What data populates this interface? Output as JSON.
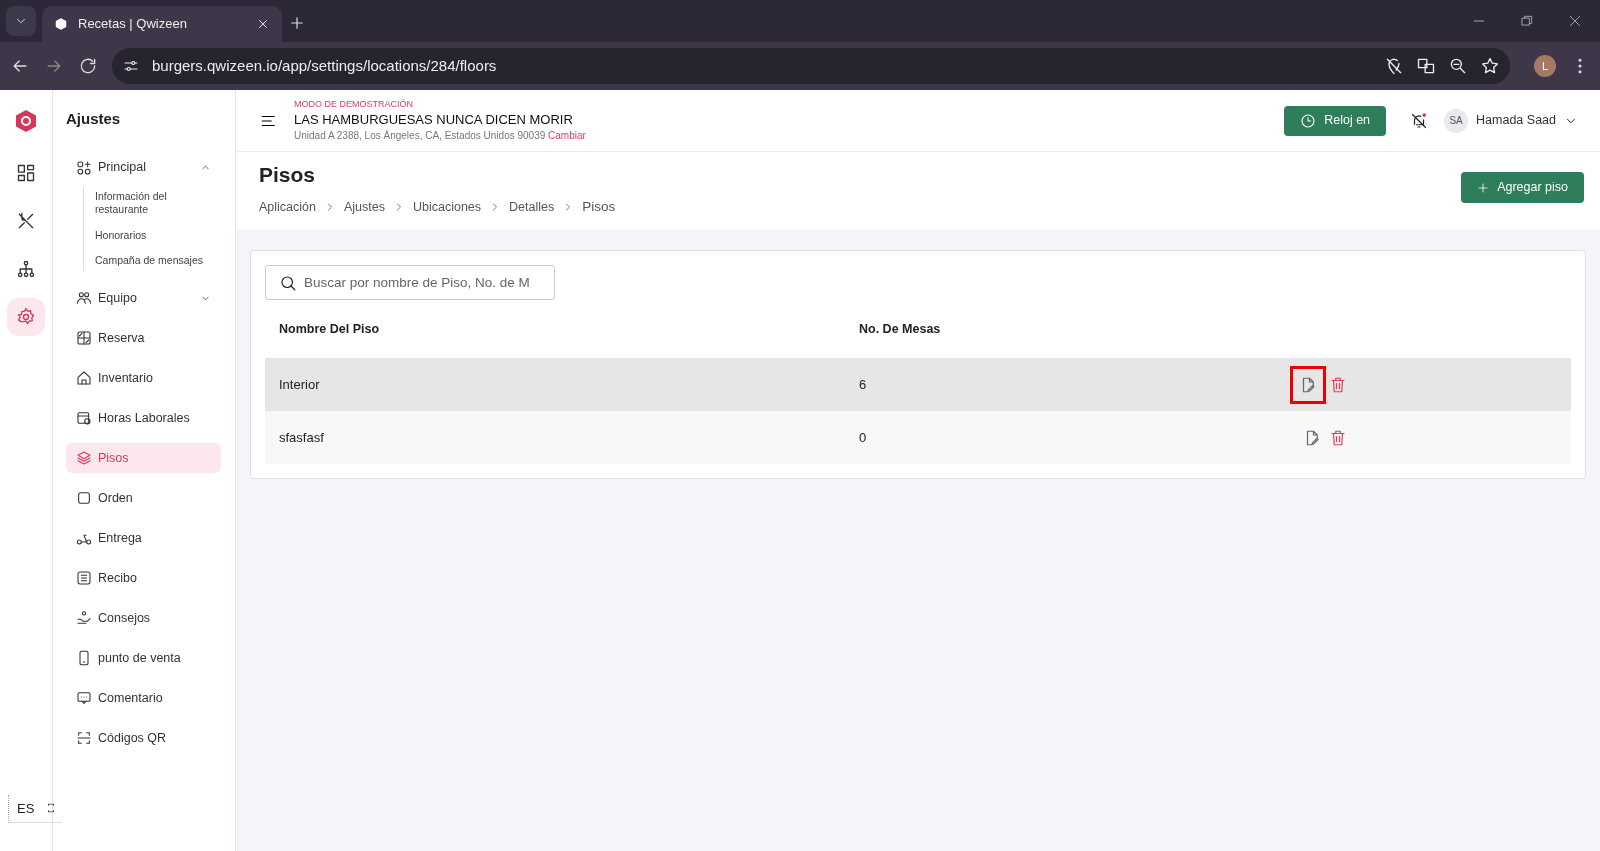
{
  "browser": {
    "tab_title": "Recetas | Qwizeen",
    "url": "burgers.qwizeen.io/app/settings/locations/284/floors",
    "profile_initial": "L"
  },
  "rail": {
    "items": [
      {
        "selected": false
      },
      {
        "selected": false
      },
      {
        "selected": false
      },
      {
        "selected": true
      }
    ],
    "language": "ES"
  },
  "sidebar": {
    "title": "Ajustes",
    "items": [
      {
        "kind": "group",
        "label": "Principal",
        "expanded": true,
        "children": [
          {
            "label": "Información del restaurante"
          },
          {
            "label": "Honorarios"
          },
          {
            "label": "Campaña de mensajes"
          }
        ]
      },
      {
        "kind": "group",
        "label": "Equipo",
        "expanded": false
      },
      {
        "kind": "item",
        "label": "Reserva",
        "selected": false
      },
      {
        "kind": "item",
        "label": "Inventario",
        "selected": false
      },
      {
        "kind": "item",
        "label": "Horas Laborales",
        "selected": false
      },
      {
        "kind": "item",
        "label": "Pisos",
        "selected": true
      },
      {
        "kind": "item",
        "label": "Orden",
        "selected": false
      },
      {
        "kind": "item",
        "label": "Entrega",
        "selected": false
      },
      {
        "kind": "item",
        "label": "Recibo",
        "selected": false
      },
      {
        "kind": "item",
        "label": "Consejos",
        "selected": false
      },
      {
        "kind": "item",
        "label": "punto de venta",
        "selected": false
      },
      {
        "kind": "item",
        "label": "Comentario",
        "selected": false
      },
      {
        "kind": "item",
        "label": "Códigos QR",
        "selected": false
      }
    ]
  },
  "header": {
    "demo_label": "MODO DE DEMOSTRACIÓN",
    "restaurant": "LAS HAMBURGUESAS NUNCA DICEN MORIR",
    "address": "Unidad A 2388, Los Ángeles, CA, Estados Unidos 90039",
    "change_link": "Cambiar",
    "clock_button": "Reloj en",
    "user_initials": "SA",
    "user_name": "Hamada Saad"
  },
  "page": {
    "title": "Pisos",
    "breadcrumbs": [
      "Aplicación",
      "Ajustes",
      "Ubicaciones",
      "Detalles",
      "Pisos"
    ],
    "add_button": "Agregar piso"
  },
  "search": {
    "placeholder": "Buscar por nombre de Piso, No. de M"
  },
  "table": {
    "columns": [
      "Nombre Del Piso",
      "No. De Mesas"
    ],
    "rows": [
      {
        "name": "Interior",
        "tables": "6",
        "hovered": true,
        "edit_highlighted": true
      },
      {
        "name": "sfasfasf",
        "tables": "0",
        "hovered": false,
        "edit_highlighted": false
      }
    ]
  }
}
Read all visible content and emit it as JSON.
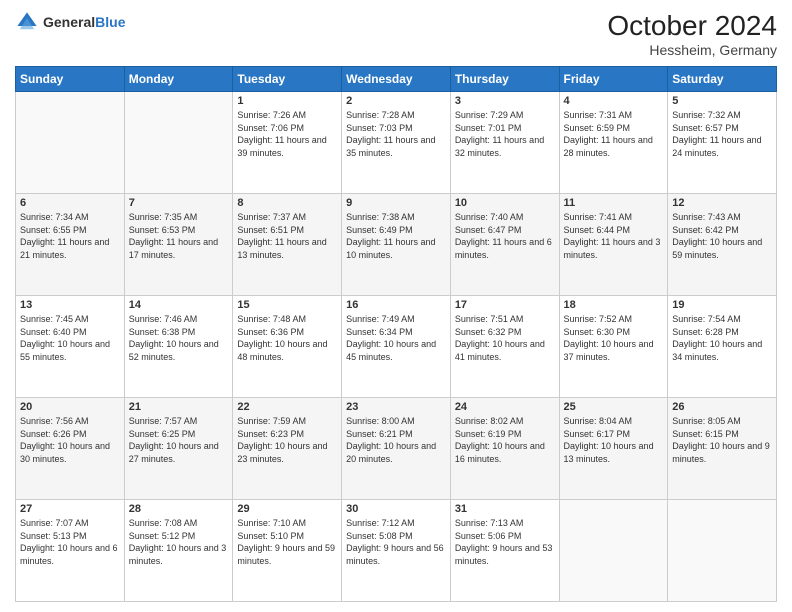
{
  "header": {
    "logo_line1": "General",
    "logo_line2": "Blue",
    "month_title": "October 2024",
    "location": "Hessheim, Germany"
  },
  "days_of_week": [
    "Sunday",
    "Monday",
    "Tuesday",
    "Wednesday",
    "Thursday",
    "Friday",
    "Saturday"
  ],
  "weeks": [
    [
      {
        "day": "",
        "sunrise": "",
        "sunset": "",
        "daylight": ""
      },
      {
        "day": "",
        "sunrise": "",
        "sunset": "",
        "daylight": ""
      },
      {
        "day": "1",
        "sunrise": "Sunrise: 7:26 AM",
        "sunset": "Sunset: 7:06 PM",
        "daylight": "Daylight: 11 hours and 39 minutes."
      },
      {
        "day": "2",
        "sunrise": "Sunrise: 7:28 AM",
        "sunset": "Sunset: 7:03 PM",
        "daylight": "Daylight: 11 hours and 35 minutes."
      },
      {
        "day": "3",
        "sunrise": "Sunrise: 7:29 AM",
        "sunset": "Sunset: 7:01 PM",
        "daylight": "Daylight: 11 hours and 32 minutes."
      },
      {
        "day": "4",
        "sunrise": "Sunrise: 7:31 AM",
        "sunset": "Sunset: 6:59 PM",
        "daylight": "Daylight: 11 hours and 28 minutes."
      },
      {
        "day": "5",
        "sunrise": "Sunrise: 7:32 AM",
        "sunset": "Sunset: 6:57 PM",
        "daylight": "Daylight: 11 hours and 24 minutes."
      }
    ],
    [
      {
        "day": "6",
        "sunrise": "Sunrise: 7:34 AM",
        "sunset": "Sunset: 6:55 PM",
        "daylight": "Daylight: 11 hours and 21 minutes."
      },
      {
        "day": "7",
        "sunrise": "Sunrise: 7:35 AM",
        "sunset": "Sunset: 6:53 PM",
        "daylight": "Daylight: 11 hours and 17 minutes."
      },
      {
        "day": "8",
        "sunrise": "Sunrise: 7:37 AM",
        "sunset": "Sunset: 6:51 PM",
        "daylight": "Daylight: 11 hours and 13 minutes."
      },
      {
        "day": "9",
        "sunrise": "Sunrise: 7:38 AM",
        "sunset": "Sunset: 6:49 PM",
        "daylight": "Daylight: 11 hours and 10 minutes."
      },
      {
        "day": "10",
        "sunrise": "Sunrise: 7:40 AM",
        "sunset": "Sunset: 6:47 PM",
        "daylight": "Daylight: 11 hours and 6 minutes."
      },
      {
        "day": "11",
        "sunrise": "Sunrise: 7:41 AM",
        "sunset": "Sunset: 6:44 PM",
        "daylight": "Daylight: 11 hours and 3 minutes."
      },
      {
        "day": "12",
        "sunrise": "Sunrise: 7:43 AM",
        "sunset": "Sunset: 6:42 PM",
        "daylight": "Daylight: 10 hours and 59 minutes."
      }
    ],
    [
      {
        "day": "13",
        "sunrise": "Sunrise: 7:45 AM",
        "sunset": "Sunset: 6:40 PM",
        "daylight": "Daylight: 10 hours and 55 minutes."
      },
      {
        "day": "14",
        "sunrise": "Sunrise: 7:46 AM",
        "sunset": "Sunset: 6:38 PM",
        "daylight": "Daylight: 10 hours and 52 minutes."
      },
      {
        "day": "15",
        "sunrise": "Sunrise: 7:48 AM",
        "sunset": "Sunset: 6:36 PM",
        "daylight": "Daylight: 10 hours and 48 minutes."
      },
      {
        "day": "16",
        "sunrise": "Sunrise: 7:49 AM",
        "sunset": "Sunset: 6:34 PM",
        "daylight": "Daylight: 10 hours and 45 minutes."
      },
      {
        "day": "17",
        "sunrise": "Sunrise: 7:51 AM",
        "sunset": "Sunset: 6:32 PM",
        "daylight": "Daylight: 10 hours and 41 minutes."
      },
      {
        "day": "18",
        "sunrise": "Sunrise: 7:52 AM",
        "sunset": "Sunset: 6:30 PM",
        "daylight": "Daylight: 10 hours and 37 minutes."
      },
      {
        "day": "19",
        "sunrise": "Sunrise: 7:54 AM",
        "sunset": "Sunset: 6:28 PM",
        "daylight": "Daylight: 10 hours and 34 minutes."
      }
    ],
    [
      {
        "day": "20",
        "sunrise": "Sunrise: 7:56 AM",
        "sunset": "Sunset: 6:26 PM",
        "daylight": "Daylight: 10 hours and 30 minutes."
      },
      {
        "day": "21",
        "sunrise": "Sunrise: 7:57 AM",
        "sunset": "Sunset: 6:25 PM",
        "daylight": "Daylight: 10 hours and 27 minutes."
      },
      {
        "day": "22",
        "sunrise": "Sunrise: 7:59 AM",
        "sunset": "Sunset: 6:23 PM",
        "daylight": "Daylight: 10 hours and 23 minutes."
      },
      {
        "day": "23",
        "sunrise": "Sunrise: 8:00 AM",
        "sunset": "Sunset: 6:21 PM",
        "daylight": "Daylight: 10 hours and 20 minutes."
      },
      {
        "day": "24",
        "sunrise": "Sunrise: 8:02 AM",
        "sunset": "Sunset: 6:19 PM",
        "daylight": "Daylight: 10 hours and 16 minutes."
      },
      {
        "day": "25",
        "sunrise": "Sunrise: 8:04 AM",
        "sunset": "Sunset: 6:17 PM",
        "daylight": "Daylight: 10 hours and 13 minutes."
      },
      {
        "day": "26",
        "sunrise": "Sunrise: 8:05 AM",
        "sunset": "Sunset: 6:15 PM",
        "daylight": "Daylight: 10 hours and 9 minutes."
      }
    ],
    [
      {
        "day": "27",
        "sunrise": "Sunrise: 7:07 AM",
        "sunset": "Sunset: 5:13 PM",
        "daylight": "Daylight: 10 hours and 6 minutes."
      },
      {
        "day": "28",
        "sunrise": "Sunrise: 7:08 AM",
        "sunset": "Sunset: 5:12 PM",
        "daylight": "Daylight: 10 hours and 3 minutes."
      },
      {
        "day": "29",
        "sunrise": "Sunrise: 7:10 AM",
        "sunset": "Sunset: 5:10 PM",
        "daylight": "Daylight: 9 hours and 59 minutes."
      },
      {
        "day": "30",
        "sunrise": "Sunrise: 7:12 AM",
        "sunset": "Sunset: 5:08 PM",
        "daylight": "Daylight: 9 hours and 56 minutes."
      },
      {
        "day": "31",
        "sunrise": "Sunrise: 7:13 AM",
        "sunset": "Sunset: 5:06 PM",
        "daylight": "Daylight: 9 hours and 53 minutes."
      },
      {
        "day": "",
        "sunrise": "",
        "sunset": "",
        "daylight": ""
      },
      {
        "day": "",
        "sunrise": "",
        "sunset": "",
        "daylight": ""
      }
    ]
  ]
}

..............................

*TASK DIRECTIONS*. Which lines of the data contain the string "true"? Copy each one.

*EXERCISE OUTPUT*.
        "selected": true
        "expanded": true,
        "selected": true
        "hovered": true,
        "edit_highlighted": true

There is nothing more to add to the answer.